Monday, August 02, 2004

CNN Today


ANNOUNCER: The Empire State's governor is our guest.

Howard Dean does it again.

DR. HOWARD DEAN (D), FMR. PRESIDENTIAL CANDIDATE: I am concerned that every time something happens that's not good for President Bush, he plays this trump card, which is terrorism.


WOODRUFF: Governor, what about the comments we've heard in the last two days from Howard Dean, the former governor of Vermont. I mean, he is suggesting that there's some politics in here.

And just a quick quote from him. He says, "I am concerned every time something happens that's not good for President Bush, he plays this trump card, which is terrorism." He said, "His whole campaign is based on the notion," quote, "'I can keep you safe, therefore at times in difficulty for America, stick with me' and then out comes Tom Ridge.

PATAKI: Judy, I think Howard Dean is an embarrassment. I mean, he almost makes Michael Moore look objective in how he analyzes these situations. And the American people got to know him during the campaign and rejected him.

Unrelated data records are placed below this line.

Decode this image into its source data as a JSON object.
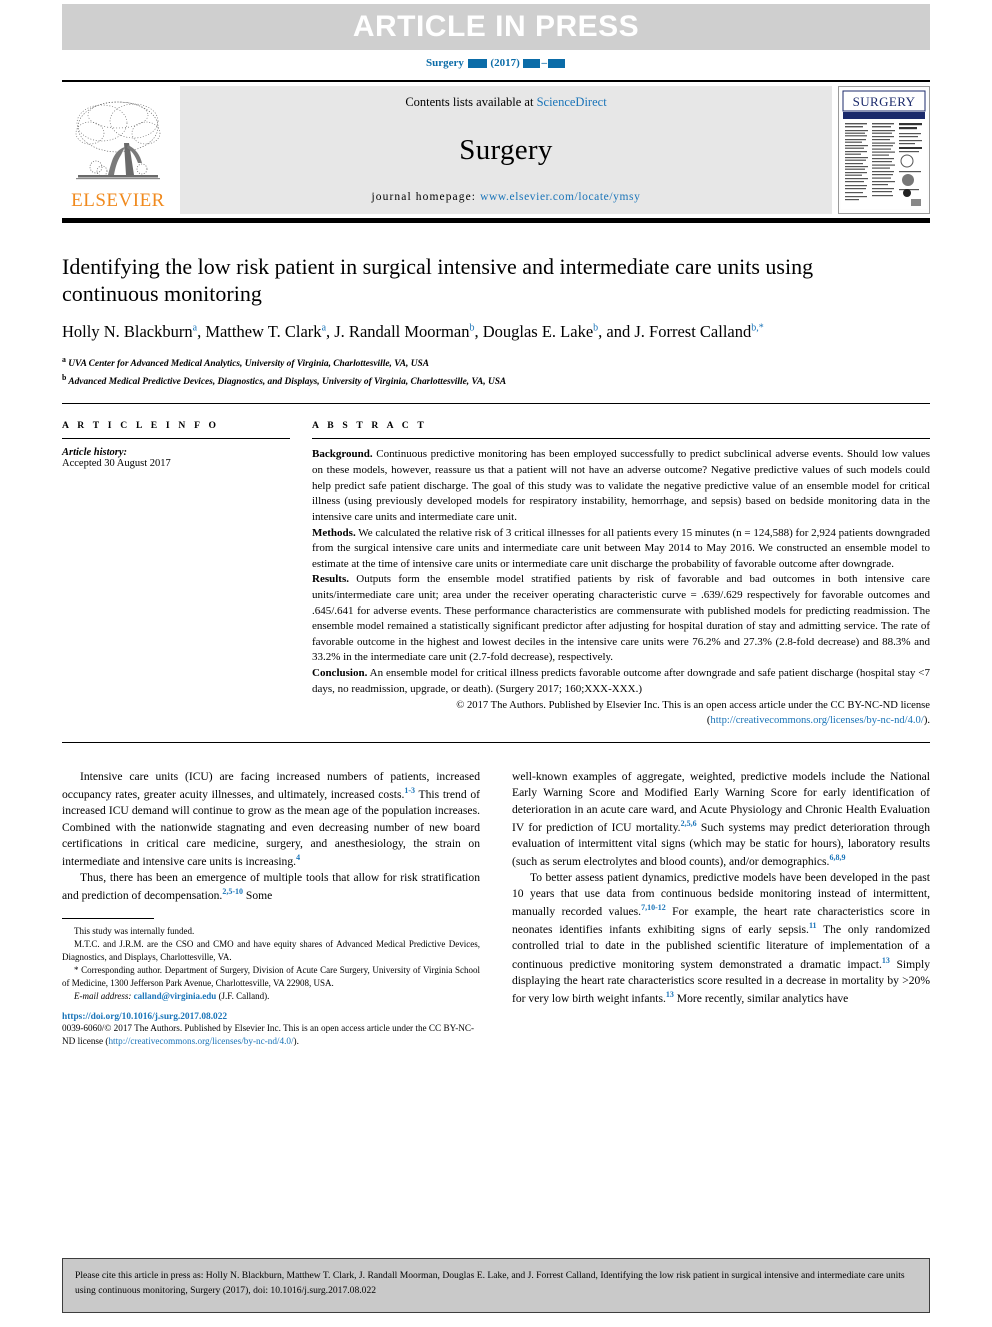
{
  "banner": {
    "text": "ARTICLE IN PRESS"
  },
  "running_head": {
    "journal": "Surgery",
    "year": "(2017)"
  },
  "masthead": {
    "publisher": "ELSEVIER",
    "contents_prefix": "Contents lists available at ",
    "contents_link": "ScienceDirect",
    "journal_name": "Surgery",
    "homepage_prefix": "journal homepage: ",
    "homepage_link": "www.elsevier.com/locate/ymsy",
    "cover_title": "SURGERY"
  },
  "article": {
    "title": "Identifying the low risk patient in surgical intensive and intermediate care units using continuous monitoring",
    "authors_line1": "Holly N. Blackburn ",
    "authors": [
      {
        "name": "Holly N. Blackburn",
        "sup": "a",
        "sep": ", "
      },
      {
        "name": "Matthew T. Clark",
        "sup": "a",
        "sep": ", "
      },
      {
        "name": "J. Randall Moorman",
        "sup": "b",
        "sep": ", "
      },
      {
        "name": "Douglas E. Lake",
        "sup": "b",
        "sep": ", and "
      },
      {
        "name": "J. Forrest Calland",
        "sup": "b,*",
        "sep": ""
      }
    ],
    "affiliations": [
      {
        "mark": "a",
        "text": "UVA Center for Advanced Medical Analytics, University of Virginia, Charlottesville, VA, USA"
      },
      {
        "mark": "b",
        "text": "Advanced Medical Predictive Devices, Diagnostics, and Displays, University of Virginia, Charlottesville, VA, USA"
      }
    ]
  },
  "article_info": {
    "heading": "A R T I C L E   I N F O",
    "history_label": "Article history:",
    "history_value": "Accepted 30 August 2017"
  },
  "abstract": {
    "heading": "A B S T R A C T",
    "background_label": "Background.",
    "background_text": "Continuous predictive monitoring has been employed successfully to predict subclinical adverse events. Should low values on these models, however, reassure us that a patient will not have an adverse outcome? Negative predictive values of such models could help predict safe patient discharge. The goal of this study was to validate the negative predictive value of an ensemble model for critical illness (using previously developed models for respiratory instability, hemorrhage, and sepsis) based on bedside monitoring data in the intensive care units and intermediate care unit.",
    "methods_label": "Methods.",
    "methods_text": "We calculated the relative risk of 3 critical illnesses for all patients every 15 minutes (n = 124,588) for 2,924 patients downgraded from the surgical intensive care units and intermediate care unit between May 2014 to May 2016. We constructed an ensemble model to estimate at the time of intensive care units or intermediate care unit discharge the probability of favorable outcome after downgrade.",
    "results_label": "Results.",
    "results_text": "Outputs form the ensemble model stratified patients by risk of favorable and bad outcomes in both intensive care units/intermediate care unit; area under the receiver operating characteristic curve = .639/.629 respectively for favorable outcomes and .645/.641 for adverse events. These performance characteristics are commensurate with published models for predicting readmission. The ensemble model remained a statistically significant predictor after adjusting for hospital duration of stay and admitting service. The rate of favorable outcome in the highest and lowest deciles in the intensive care units were 76.2% and 27.3% (2.8-fold decrease) and 88.3% and 33.2% in the intermediate care unit (2.7-fold decrease), respectively.",
    "conclusion_label": "Conclusion.",
    "conclusion_text": "An ensemble model for critical illness predicts favorable outcome after downgrade and safe patient discharge (hospital stay <7 days, no readmission, upgrade, or death). (Surgery 2017; 160;XXX-XXX.)",
    "copyright": "© 2017 The Authors. Published by Elsevier Inc. This is an open access article under the CC BY-NC-ND license (",
    "copyright_link": "http://creativecommons.org/licenses/by-nc-nd/4.0/",
    "copyright_suffix": ")."
  },
  "body": {
    "left_p1_a": "Intensive care units (ICU) are facing increased numbers of patients, increased occupancy rates, greater acuity illnesses, and ultimately, increased costs.",
    "left_p1_sup1": "1-3",
    "left_p1_b": " This trend of increased ICU demand will continue to grow as the mean age of the population increases. Combined with the nationwide stagnating and even decreasing number of new board certifications in critical care medicine, surgery, and anesthesiology, the strain on intermediate and intensive care units is increasing.",
    "left_p1_sup2": "4",
    "left_p2_a": "Thus, there has been an emergence of multiple tools that allow for risk stratification and prediction of decompensation.",
    "left_p2_sup": "2,5-10",
    "left_p2_b": " Some",
    "right_p1_a": "well-known examples of aggregate, weighted, predictive models include the National Early Warning Score and Modified Early Warning Score for early identification of deterioration in an acute care ward, and Acute Physiology and Chronic Health Evaluation IV for prediction of ICU mortality.",
    "right_p1_sup1": "2,5,6",
    "right_p1_b": " Such systems may predict deterioration through evaluation of intermittent vital signs (which may be static for hours), laboratory results (such as serum electrolytes and blood counts), and/or demographics.",
    "right_p1_sup2": "6,8,9",
    "right_p2_a": "To better assess patient dynamics, predictive models have been developed in the past 10 years that use data from continuous bedside monitoring instead of intermittent, manually recorded values.",
    "right_p2_sup1": "7,10-12",
    "right_p2_b": " For example, the heart rate characteristics score in neonates identifies infants exhibiting signs of early sepsis.",
    "right_p2_sup2": "11",
    "right_p2_c": " The only randomized controlled trial to date in the published scientific literature of implementation of a continuous predictive monitoring system demonstrated a dramatic impact.",
    "right_p2_sup3": "13",
    "right_p2_d": " Simply displaying the heart rate characteristics score resulted in a decrease in mortality by >20% for very low birth weight infants.",
    "right_p2_sup4": "13",
    "right_p2_e": " More recently, similar analytics have"
  },
  "footnotes": {
    "funding": "This study was internally funded.",
    "conflict": "M.T.C. and J.R.M. are the CSO and CMO and have equity shares of Advanced Medical Predictive Devices, Diagnostics, and Displays, Charlottesville, VA.",
    "corresponding_mark": "*",
    "corresponding": "Corresponding author. Department of Surgery, Division of Acute Care Surgery, University of Virginia School of Medicine, 1300 Jefferson Park Avenue, Charlottesville, VA 22908, USA.",
    "email_label": "E-mail address:",
    "email": "calland@virginia.edu",
    "email_suffix": "(J.F. Calland).",
    "doi": "https://doi.org/10.1016/j.surg.2017.08.022",
    "issn_a": "0039-6060/© 2017 The Authors. Published by Elsevier Inc. This is an open access article under the CC BY-NC-ND license (",
    "issn_link": "http://creativecommons.org/licenses/by-nc-nd/4.0/",
    "issn_b": ")."
  },
  "citation_box": {
    "text": "Please cite this article in press as: Holly N. Blackburn, Matthew T. Clark, J. Randall Moorman, Douglas E. Lake, and J. Forrest Calland, Identifying the low risk patient in surgical intensive and intermediate care units using continuous monitoring, Surgery (2017), doi: 10.1016/j.surg.2017.08.022"
  },
  "colors": {
    "link": "#1a74b8",
    "elsevier_orange": "#f08a1e",
    "banner_gray": "#cfcfcf",
    "masthead_gray": "#e7e7e7",
    "cite_gray": "#c9c9c9"
  }
}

The sad part is that his policies and his warped beliefs are having a significant impact on Senator Kerry's policies. Senator Kerry talked about being tough in the war on terror, but he essentially adopted the Dean line when he had to do it to get through at the Democratic primaries.

And this president understands the real threat that America faces. He is providing extraordinary leadership. And I'm just proud to stand with him and stand with the people of New York, because we understand that these threats aren't political; they are real.

And I'll tell you, Judy, I've seen the courage of New Yorkers, in the face, not just of threats, but of the attacks of September 11th. And right now, New Yorkers are showing that same courage in the face of these threats.


WOODRUFF: Well, Congress -- we were just discussing Congress -- it would have to approve many of the changes recommended by the 9/11 Commission. Of course, right now, we're in the August recess. But coming up, a look at what, if any, work is being done on Capitol Hill.

Plus, we've been hearing about this. Howard Dean goes on the attack. But is he damaging the Republicans or his own party's credibility?


WOODRUFF: We appreciate it.

Well, Vice presidential nominees traditionally are the presidential campaign's attack dogs. But for the Democrats these days, the loudest attacks are coming from someone who isn't even on the ticket. Coming up: Howard Dean gets rough again.


WOODRUFF: Early in the Democratic presidential campaign, Howard Dean emerged as a front-runner, partly because of his willingness to attack the Bush administration and directly criticize the president. Well, he may not have won the nomination, but Howard Dean still is on the attack.


BUSH: The elevation of the threat level in New York and New Jersey and Washington, D.C. is a serious reminder, a solemn reminder of the threat we continue to face.

WOODRUFF (voice-over): Not everyone sees it entirely that way.

DEAN: It's just impossible to know how much of this is real and how much of this is politics. And I suspect there's some of both in it.

WOODRUFF: Howard Dean threw down the gauntlet yesterday, questioning whether the Bush administration gemmed (ph) up the terror warning to blunt positive media coverage of the Democratic convention.

DEAN: Every time something happens that's not good for President Bush, he plays his trump card, which is terrorism.

WOODRUFF: Republicans took umbrage, and so did some Democrats.

SEN. JOE LIEBERMAN (D), CONNECTICUT: I don't think anybody who has any fairness or is in their right mind would think that the president or the secretary of Homeland Security would raise an alert level and scare people for political reasons.

WOODRUFF: It's not the first time the former Vermont governor's words have made waves. Remember what he said after U.S. forces in Iraq bagged the ace in the deck?

DEAN: We're not safer today than we were before Saddam Hussein left.

That's all in a half hour show.